A solitary voice echoed around the banal foyer of Sydney’s Department of Immigration office on November 3: “We are here today”.
Two dozen voices chanted back: “We are here today”.
Signs were pulled from pockets reading “Bring them here: close the camps”.
Again, the voice echoed: “Because we cannot fathom.”
Security officers flooded the foyer.
A banner is procured and unfurled, “Manus in crisis. Turnbull, Dutton = Responsible,” with red blood dripping from the word Responsible.
With more vigour, the voices continued: “The repercussions still to come.”
Security guards locked the doors, stopping more people from marching into the foyer, including Greens Senator Lee Rhiannon.
“Because every day.”
Three women locked themselves together and refused to leave until immigration minister Peter Dutton ends this crisis.
“On Manus and Nauru.”
Photos of the action began circulating on social media with the hashtag #WeAreWatching.
“Is another day in Hell.”
The voices continued to describe the hell that the Australian government has created by sending 600 people seeking asylum to rot on Manus Island.
A simultaneous occupation of the immigration department offices was held in Canberra, inspired by the occupation earlier in the week by Students against Detention in Newcastle.
The previous night I was up late talking to Behrouz Boochani, one of the men detained in Manus Island. He describes one of the worst human rights violations imaginable – and that is getting worse.
Boochani speaks of men digging wells to find water, the fear of locals coming into the camp with machetes and attacking refugees, a rise in cases of malaria, the suffocating tropical heat and the denial of medical services.
The next day Boochani posts to Twitter that authorities had blocked people from delivering food to the centre. People inside have been starving since October 31.
In previous conversations, Boochani had spoken of the resistance of the men inside Manus Island.
They are now entering the ninety-fifth consecutive day of protest, which began when the Australian government announced it would close the centre and leave the men stranded on Manus Island.
Protesters crossed their arms above their head, a symbolic gesture that has being used in refugee protests every day in offshore detention centres.
I took a photo and sent it to a refugee I know on Manus Island. He replied: “Thankyou”.
If there is one thing I have learnt from being involved in this campaign over the past decade, it is that seeing people protesting, known that someone cares about you and is watching, has always made a difference to people suffering in detention.
I read some of Boochani’s words out at the occupation. They echoed around the immigration department, which has long since adopted a torturers’ detachment from human suffering.

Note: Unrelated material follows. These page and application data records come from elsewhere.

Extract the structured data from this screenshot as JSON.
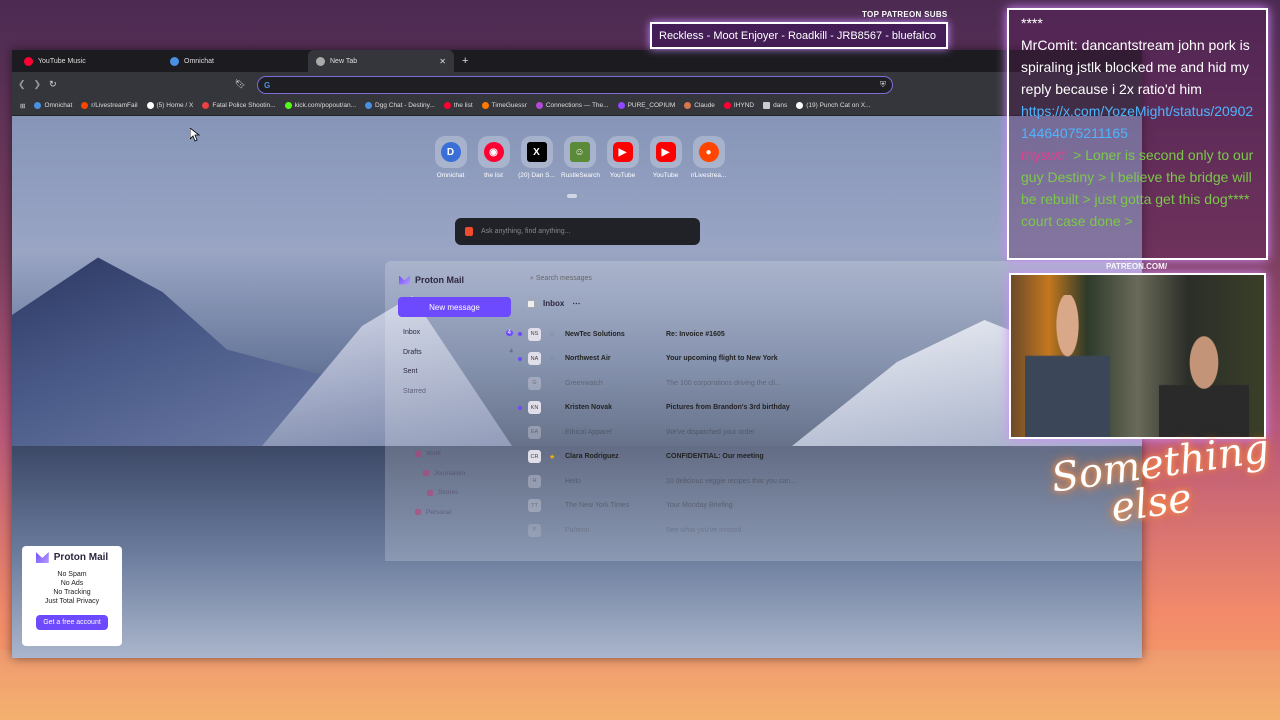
{
  "browser": {
    "tabs": [
      {
        "label": "YouTube Music",
        "color": "#ff0033"
      },
      {
        "label": "Omnichat",
        "color": "#4a90e2"
      },
      {
        "label": "New Tab",
        "color": "#aaaaaa"
      }
    ],
    "url_value": "",
    "bookmarks": [
      {
        "label": "Omnichat",
        "color": "#4a90e2"
      },
      {
        "label": "r/LivestreamFail",
        "color": "#ff4500"
      },
      {
        "label": "(5) Home / X",
        "color": "#ffffff"
      },
      {
        "label": "Fatal Police Shootin...",
        "color": "#e94040"
      },
      {
        "label": "kick.com/popout/an...",
        "color": "#53fc18"
      },
      {
        "label": "Dgg Chat - Destiny...",
        "color": "#4a90e2"
      },
      {
        "label": "the list",
        "color": "#ff0033"
      },
      {
        "label": "TimeGuessr",
        "color": "#ff7a00"
      },
      {
        "label": "Connections — The...",
        "color": "#b04ad8"
      },
      {
        "label": "PURE_COPIUM",
        "color": "#9146ff"
      },
      {
        "label": "Claude",
        "color": "#d9774a"
      },
      {
        "label": "IHYND",
        "color": "#ff0033"
      },
      {
        "label": "dans",
        "color": "#cccccc"
      },
      {
        "label": "(19) Punch Cat on X...",
        "color": "#ffffff"
      }
    ]
  },
  "newtab": {
    "shortcuts": [
      {
        "label": "Omnichat",
        "glyph": "D",
        "color": "#3a6fd8"
      },
      {
        "label": "the list",
        "glyph": "◉",
        "color": "#ff0033"
      },
      {
        "label": "(20) Dan S...",
        "glyph": "X",
        "color": "#000000"
      },
      {
        "label": "RustleSearch",
        "glyph": "🐸",
        "color": "#5a8a3a"
      },
      {
        "label": "YouTube",
        "glyph": "▶",
        "color": "#ff0000"
      },
      {
        "label": "YouTube",
        "glyph": "▶",
        "color": "#ff0000"
      },
      {
        "label": "r/Livestrea...",
        "glyph": "●",
        "color": "#ff4500"
      }
    ],
    "ask_placeholder": "Ask anything, find anything..."
  },
  "protonmail": {
    "brand": "Proton Mail",
    "search_placeholder": "Search messages",
    "new_message": "New message",
    "folders": [
      {
        "label": "Inbox",
        "count": "4"
      },
      {
        "label": "Drafts",
        "count": "4"
      },
      {
        "label": "Sent",
        "count": ""
      },
      {
        "label": "Starred",
        "count": ""
      }
    ],
    "labels": [
      "Work",
      "Journalism",
      "Stories",
      "Personal"
    ],
    "inbox_title": "Inbox",
    "mails": [
      {
        "avatar": "NS",
        "from": "NewTec Solutions",
        "subject": "Re: Invoice #1605",
        "unread": true,
        "starred": false
      },
      {
        "avatar": "NA",
        "from": "Northwest Air",
        "subject": "Your upcoming flight to New York",
        "unread": true,
        "starred": false
      },
      {
        "avatar": "G",
        "from": "Greenwatch",
        "subject": "The 100 corporations driving the cli...",
        "unread": false,
        "starred": false
      },
      {
        "avatar": "KN",
        "from": "Kristen Novak",
        "subject": "Pictures from Brandon's 3rd birthday",
        "unread": true,
        "starred": false
      },
      {
        "avatar": "EA",
        "from": "Ethical Apparel",
        "subject": "We've dispatched your order",
        "unread": false,
        "starred": false
      },
      {
        "avatar": "CR",
        "from": "Clara Rodriguez",
        "subject": "CONFIDENTIAL: Our meeting",
        "unread": false,
        "starred": true
      },
      {
        "avatar": "H",
        "from": "Hello",
        "subject": "10 delicious veggie recipes that you can...",
        "unread": false,
        "starred": false
      },
      {
        "avatar": "TT",
        "from": "The New York Times",
        "subject": "Your Monday Briefing",
        "unread": false,
        "starred": false
      },
      {
        "avatar": "P",
        "from": "Patreon",
        "subject": "See what you've missed",
        "unread": false,
        "starred": false
      }
    ]
  },
  "ad": {
    "brand": "Proton Mail",
    "lines": [
      "No Spam",
      "No Ads",
      "No Tracking",
      "Just Total Privacy"
    ],
    "cta": "Get a free account"
  },
  "overlay": {
    "patreon_label": "TOP PATREON SUBS",
    "patreon_names": "Reckless - Moot Enjoyer - Roadkill - JRB8567 - bluefalco",
    "chat_top": "****",
    "chat_msg1": "MrComit: dancantstream john pork is spiraling jstlk blocked me and hid my reply because i 2x ratio'd him",
    "chat_link": "https://x.com/YozeMight/status/2090214464075211165",
    "chat_user2": "rhyswtf:",
    "chat_msg2": "> Loner is second only to our guy Destiny > I believe the bridge will be rebuilt > just gotta get this dog**** court case done >",
    "patreon_url": "PATREON.COM/",
    "signature_line1": "Something",
    "signature_line2": "else"
  },
  "colors": {
    "accent": "#6d4aff",
    "url_border": "#7c6dd8"
  }
}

Moments later, the police arrested the three women that had locked on. Five police officers drag one of the women out, stomping on her hair as she yells “free the refugees.”
This defiance of the detention system – both inside and outside the barbed wire fences – has won victories.
In 2002, at the Woomera detention centre, activists tore down a fence and refugees managed to pry open another. Several refugees managed to escape and were hidden in an underground refugee sanctuary network.
The stories that came from Woomera reverberated around the country.
In 2008, Nauru detention centre was closed and the “Pacific Solution” announced dead. It came after the refugee movement swelled into the thousands during the John Howard years.
In 2016, the government sought to deport 167 people back to Nauru after they had been brought to Australia for medical reasons. The Let Them Stay movement began with thousands of people holding up #LetThemStay banners at concerts, workplaces, football matches, schools, churches and hospitals.
It culminated with people holding a vigil outside Brisbane’s Lady Cilento Hospital in support of medical professionals refusing to discharge Baby Asha who was been threatened with being sent back to Nauru.
Baby Asha is still in Australia.
Now we have the growing #WeAreWatching campaign. People across the world are watching what is happening on Manus Island, documenting the human rights abuses and taking action – in workplaces, universities and editorials in national newspapers.
Even celebrities are speaking out. Russell Crowe took to Twitter to write: “Manus. A Nations shame. Lives held in limbo. Lives lived in fear & despair. It's fucking disgraceful.”
This is one the greatest abuses of human rights in Australia’s history. It is one that is happening before everyone’s eyes.
Neither Coalition nor Labor politicians can say they were not knowingly complicit in the tragedy unfolding on Manus Island.
Later that night, hundreds of people sat down in the streets of Brisbane crossing their arms above their heads.
This action is being repeated across Australia, from big cities to rural towns. Growing numbers of people feel they cannot remain silent.
If urgent action is not taken, people will die in the coming weeks.
[Zebedee Parkes is an activist with the Refugee Action Coalition in Sydney and a member of the Socialist Alliance.]